__GIVEN DATA__
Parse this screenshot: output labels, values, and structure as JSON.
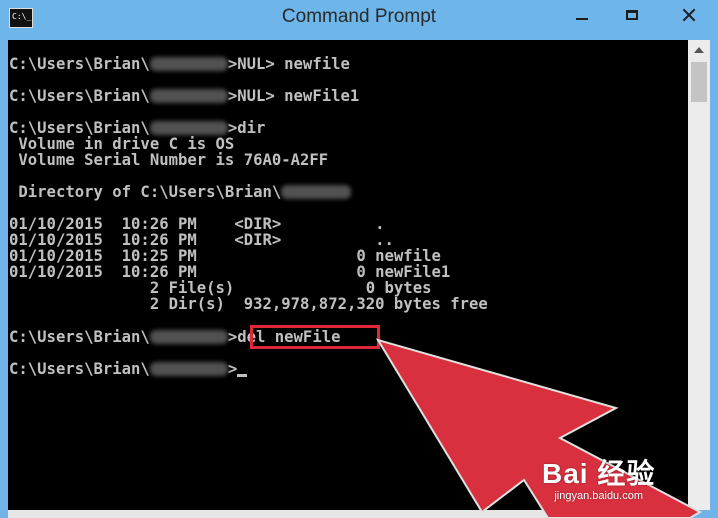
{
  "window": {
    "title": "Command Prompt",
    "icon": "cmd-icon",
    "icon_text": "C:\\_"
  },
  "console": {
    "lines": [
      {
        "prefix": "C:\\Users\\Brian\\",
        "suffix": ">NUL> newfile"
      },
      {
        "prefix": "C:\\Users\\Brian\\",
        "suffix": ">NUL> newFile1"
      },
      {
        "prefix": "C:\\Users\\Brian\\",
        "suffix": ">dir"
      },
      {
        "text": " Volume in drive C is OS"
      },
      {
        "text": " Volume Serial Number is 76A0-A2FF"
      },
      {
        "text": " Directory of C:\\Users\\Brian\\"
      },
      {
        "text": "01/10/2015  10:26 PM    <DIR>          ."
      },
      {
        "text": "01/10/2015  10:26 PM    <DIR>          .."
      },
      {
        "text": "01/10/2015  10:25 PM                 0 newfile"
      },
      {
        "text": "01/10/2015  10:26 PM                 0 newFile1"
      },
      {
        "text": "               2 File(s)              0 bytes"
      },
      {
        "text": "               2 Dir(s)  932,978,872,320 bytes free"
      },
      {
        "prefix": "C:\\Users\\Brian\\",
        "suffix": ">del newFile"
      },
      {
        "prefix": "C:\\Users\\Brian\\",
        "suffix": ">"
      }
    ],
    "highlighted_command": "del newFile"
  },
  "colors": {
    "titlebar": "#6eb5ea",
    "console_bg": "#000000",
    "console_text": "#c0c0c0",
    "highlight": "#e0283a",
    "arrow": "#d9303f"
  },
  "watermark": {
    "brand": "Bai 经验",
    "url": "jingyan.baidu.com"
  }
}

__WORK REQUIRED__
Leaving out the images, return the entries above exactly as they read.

__ANSWER SPACE__
Parse this screenshot: output labels, values, and structure as JSON.
{
  "window": {
    "title": "Command Prompt",
    "icon": "cmd-icon",
    "icon_text": "C:\\_"
  },
  "console": {
    "lines": [
      {
        "prefix": "C:\\Users\\Brian\\",
        "suffix": ">NUL> newfile"
      },
      {
        "prefix": "C:\\Users\\Brian\\",
        "suffix": ">NUL> newFile1"
      },
      {
        "prefix": "C:\\Users\\Brian\\",
        "suffix": ">dir"
      },
      {
        "text": " Volume in drive C is OS"
      },
      {
        "text": " Volume Serial Number is 76A0-A2FF"
      },
      {
        "text": " Directory of C:\\Users\\Brian\\"
      },
      {
        "text": "01/10/2015  10:26 PM    <DIR>          ."
      },
      {
        "text": "01/10/2015  10:26 PM    <DIR>          .."
      },
      {
        "text": "01/10/2015  10:25 PM                 0 newfile"
      },
      {
        "text": "01/10/2015  10:26 PM                 0 newFile1"
      },
      {
        "text": "               2 File(s)              0 bytes"
      },
      {
        "text": "               2 Dir(s)  932,978,872,320 bytes free"
      },
      {
        "prefix": "C:\\Users\\Brian\\",
        "suffix": ">del newFile"
      },
      {
        "prefix": "C:\\Users\\Brian\\",
        "suffix": ">"
      }
    ],
    "highlighted_command": "del newFile"
  },
  "colors": {
    "titlebar": "#6eb5ea",
    "console_bg": "#000000",
    "console_text": "#c0c0c0",
    "highlight": "#e0283a",
    "arrow": "#d9303f"
  },
  "watermark": {
    "brand": "Bai 经验",
    "url": "jingyan.baidu.com"
  }
}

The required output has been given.